Russell Simmons' RushCard Creates Fund to Help Customers | NBC Connecticut

Russell Simmons' RushCard Creates Fund to Help Customers



    RushCard, and hip-hop entrepreneur Russell Simmons, have been apologetic for trouble caused by technical problems with the pre-paid card earlier this month. Hundreds of thousands of RushCard customers did not have access to their money for as many as 10 days on Oct. 14.

    RushCard, the pre-paid debit card backed by hip-hop mogul Russell Simmons, will create a "multi-million dollar" fund to help cover the costs that its customers suffered while the card was beset by technical problems earlier this month.

    RushCard customers who can show they incurred late fees, lost a deposit on an apartment, or any such financial setback as a direct result of the RushCard problems will be compensated, the company said Thursday.

    "This whole situation has been devastating for them, and we want to make sure they are made whole," said Russell Simmons in an exclusive interview with The Associated Press.

    Technical problems tied to RushCard moving to a new payment processor, a division of MasterCard, caused hundreds of thousands of RushCard customers to lose access to their money for as many as 10 days earlier this month. Many RushCard customers are low-income minority Americans who don't have traditional bank accounts. Without access to their money stored on their RushCards, some customers said they could not buy food for their families, pay bills, or pay for gas to get to their jobs.

    The debacle swept through social media. Simmons' Twitter and Instagram accounts became places for RushCard customers to explain their plights and plead for access to their money.

    Federal regulators, including the Consumer Financial Protection Bureau, said they are now looking into what happened at RushCard. At least one class-action lawsuit has been filed.

    RushCard was one of the earliest pre-paid debit cards on the market. These cards, aimed at people who cannot get a bank account, allow customers to deposit paychecks, cash or benefit payments in the account and then shop with the card.

    Since Simmons started RushCard roughly 12 years ago, pre-paid debit cards have exploded in popularity and have started replacing traditional methods that people without bank accounts would use to access their money, like check cashing stores.

    Consumer Reports in 2014 recommended the RushCard, but rescinded that recommendation last week due to the card's technical problems.

    RushCard and Simmons have been consistently apologetic since the troubles began. Simmons has used his Twitter accounts to be in contact with RushCard users and has repeatedly said he is working to make sure the problems are fixed.

    He has also said he's been compensating RushCard users out of his own pocket. The fund is designed to formalize what he says he's already been doing. An unannounced third-party will run the fund and RushCard said regulators are being consulted to make sure the fund is properly administered.
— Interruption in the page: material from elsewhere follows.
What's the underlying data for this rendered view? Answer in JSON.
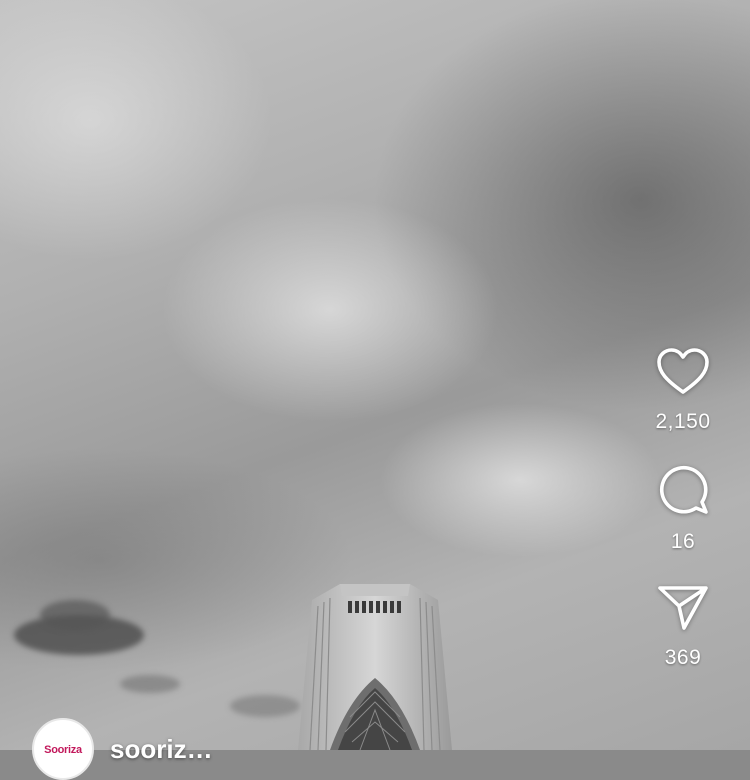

    RushCard, MasterCard and MetaBank, the custodian bank for the money RushCard users put on the card, will chip into the fund, the company said. The exact size of the fund will be determined by the size of the damages incurred by RushCard users. It is likely to be in the tens of millions of dollars.

    "We don't have a number yet because it really is whatever it takes to make good with our customers," Simmons said.